The unemployment rate for over-55s is at the highest level since 1948. Since the recession started, both the number of older people seeking work and the rate of unemployment for over-55s have increased more sharply than for all other demographic groups. And older workers comprise a high share of the long-term unemployed. In May, the average duration of unemployment for older job-seekers climbed to 44.2 weeks, 11 more weeks than the national average. Nearly six in ten older job-seekers have been out of work for more than six months.
If national trends are anything like what I see here in Silicon Valley, where many of the waves of layoffs specifically targeted older workers because they have higher health-care costs and are paid more, then enforcement could make a difference. People could begin to find jobs with healthcare, and start meeting their mortgage and other obligations again.
Companies here in Silicon Valley shed their older workers during the years of Bush-era non-enforcement of labor laws.
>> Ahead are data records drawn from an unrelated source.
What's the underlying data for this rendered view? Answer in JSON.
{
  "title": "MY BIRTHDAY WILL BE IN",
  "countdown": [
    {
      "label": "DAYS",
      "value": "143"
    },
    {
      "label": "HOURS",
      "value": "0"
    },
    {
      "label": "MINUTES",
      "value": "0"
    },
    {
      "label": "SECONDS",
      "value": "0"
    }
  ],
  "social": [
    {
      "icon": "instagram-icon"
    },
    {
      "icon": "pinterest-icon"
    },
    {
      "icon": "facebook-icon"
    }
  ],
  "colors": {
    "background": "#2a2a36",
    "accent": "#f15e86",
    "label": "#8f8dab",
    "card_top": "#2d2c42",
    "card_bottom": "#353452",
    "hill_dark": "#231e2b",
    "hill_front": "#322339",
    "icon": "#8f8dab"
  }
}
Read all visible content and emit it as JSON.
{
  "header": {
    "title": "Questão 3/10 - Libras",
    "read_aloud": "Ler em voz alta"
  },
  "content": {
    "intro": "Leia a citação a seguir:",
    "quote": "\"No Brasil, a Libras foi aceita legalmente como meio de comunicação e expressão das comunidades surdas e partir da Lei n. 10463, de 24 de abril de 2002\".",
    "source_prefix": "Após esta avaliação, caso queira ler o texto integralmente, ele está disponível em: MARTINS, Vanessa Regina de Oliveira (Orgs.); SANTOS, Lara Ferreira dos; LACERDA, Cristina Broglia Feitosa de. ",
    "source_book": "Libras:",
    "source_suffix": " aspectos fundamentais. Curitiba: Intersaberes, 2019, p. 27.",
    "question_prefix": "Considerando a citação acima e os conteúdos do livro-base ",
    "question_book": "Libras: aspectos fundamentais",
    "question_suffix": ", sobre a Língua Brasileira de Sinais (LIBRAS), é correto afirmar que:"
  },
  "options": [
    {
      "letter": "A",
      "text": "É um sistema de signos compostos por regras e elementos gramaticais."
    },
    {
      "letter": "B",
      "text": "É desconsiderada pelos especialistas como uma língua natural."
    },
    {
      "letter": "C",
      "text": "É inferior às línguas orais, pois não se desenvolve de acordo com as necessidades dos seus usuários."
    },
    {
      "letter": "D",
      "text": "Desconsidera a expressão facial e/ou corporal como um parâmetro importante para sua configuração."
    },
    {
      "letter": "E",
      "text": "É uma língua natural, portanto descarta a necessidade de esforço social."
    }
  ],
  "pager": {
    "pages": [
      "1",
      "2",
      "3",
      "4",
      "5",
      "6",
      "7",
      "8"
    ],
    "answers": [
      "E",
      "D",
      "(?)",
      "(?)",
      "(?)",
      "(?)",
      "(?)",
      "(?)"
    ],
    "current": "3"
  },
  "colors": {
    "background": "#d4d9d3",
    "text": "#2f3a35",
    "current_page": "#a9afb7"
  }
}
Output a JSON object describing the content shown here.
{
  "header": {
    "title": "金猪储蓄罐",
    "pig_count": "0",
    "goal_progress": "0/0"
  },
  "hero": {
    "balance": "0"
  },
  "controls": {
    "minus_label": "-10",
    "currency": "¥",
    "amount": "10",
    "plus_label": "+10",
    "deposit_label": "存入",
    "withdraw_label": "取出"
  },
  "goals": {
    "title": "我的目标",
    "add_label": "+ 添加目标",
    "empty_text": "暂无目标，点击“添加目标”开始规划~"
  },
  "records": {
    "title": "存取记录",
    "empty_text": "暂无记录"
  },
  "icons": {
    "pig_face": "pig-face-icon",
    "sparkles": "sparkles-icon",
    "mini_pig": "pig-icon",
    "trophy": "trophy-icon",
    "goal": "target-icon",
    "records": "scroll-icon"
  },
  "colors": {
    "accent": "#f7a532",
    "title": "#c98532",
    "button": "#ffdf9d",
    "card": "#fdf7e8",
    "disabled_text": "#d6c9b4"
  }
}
They were forced to sign "waivers" saying they would not complain about the age discrimination, told if they did not sign they would not receive any severance that was available or would be denied unemployment compensation.
Now, during the Obama-era non-enforcement of labor laws many companies around here flat-out will not hire people over "a certain age" (varies by profession) and everyone knows it. The unemployment rate is lower because so many older people understand the situation and are not "actively" looking for work. They are still unemployed but not counted in the statistics.
(Don't get me started about the scam of a company laying off older, higher-wage workers and then pleading that they can't find qualified workers so can they import H1B workers, who are lower-paid. There are legitimate reasons for H1B workers, and then there are wage-reducing scams.)
Still, evidence of age bias in hiring is accumulating in academic research and anecdotal reports to the EEOC, Commission on Civil Rights and AARP. In one famed 2005 study, a Texas A&M economist sent out 4,000 job applications for entry-level positions. (The resumes were only women's.) Older workers were 40 percent less likely to receive a response back. And of the letters sent to Congress last week, a vast majority mentioned age, many coming from older workers who had applied for hundreds of positions, to no avail.
It is these older long-term-unemployed workers for whom the now-ending COBRA subsidies were, literally, a lifesaver. These are the people who either will not be able to get a health insurance policy because they tend to have conditions that insurance companies don't want to cover, or who won't be able to afford the policy anyway if they can get it. You see, they are unemployed and health care costs much more for older people.
If age discrimination laws were enforced would this change the nature of unemployment? As these workers are reluctantly hired by companies afraid to be caught in a "sting" or other enforcement operation the pool of remaining unemployed will shift.
This is worth a try. The Labor Department could publicly announce a campaign of enforcement -- they don't even have to actually do it -- and employers across the country would begin to hire a token person over 45 here and there.
Another area where law enforcement could do some good is by enforcing regulations that determine whether an employee is a "contractor" or a real employee. If the Labor Department enforced those regulations many people would being to receive the benefits, vacations, overtime and other advantages of regular employment that they are currently denied on a mass scale.
Unfortunately, policy experts fear that age discrimination in hiring, compounded by the recession, is a problem without a solution. Individuals can bring cases against individual companies, but discrimination is virtually impossible to prove, even if it is easy to see as an aggregate phenomenon. Plus, McCann says, explains, the phenomenon is so prevalent that discrimination simply seems like reality.
An idea, what about a pretend enforcement campaign? If we can't get the Obama administration to act on this - it has been a year and a half and Bush-era non-enforcement continues - maybe we can get The Yes Men to pretend to be the Labor Department doing its job, and announce enforcement operations. This will trigger at least some hiring as companies are reminded that the government used to enforce the law, and might again one day.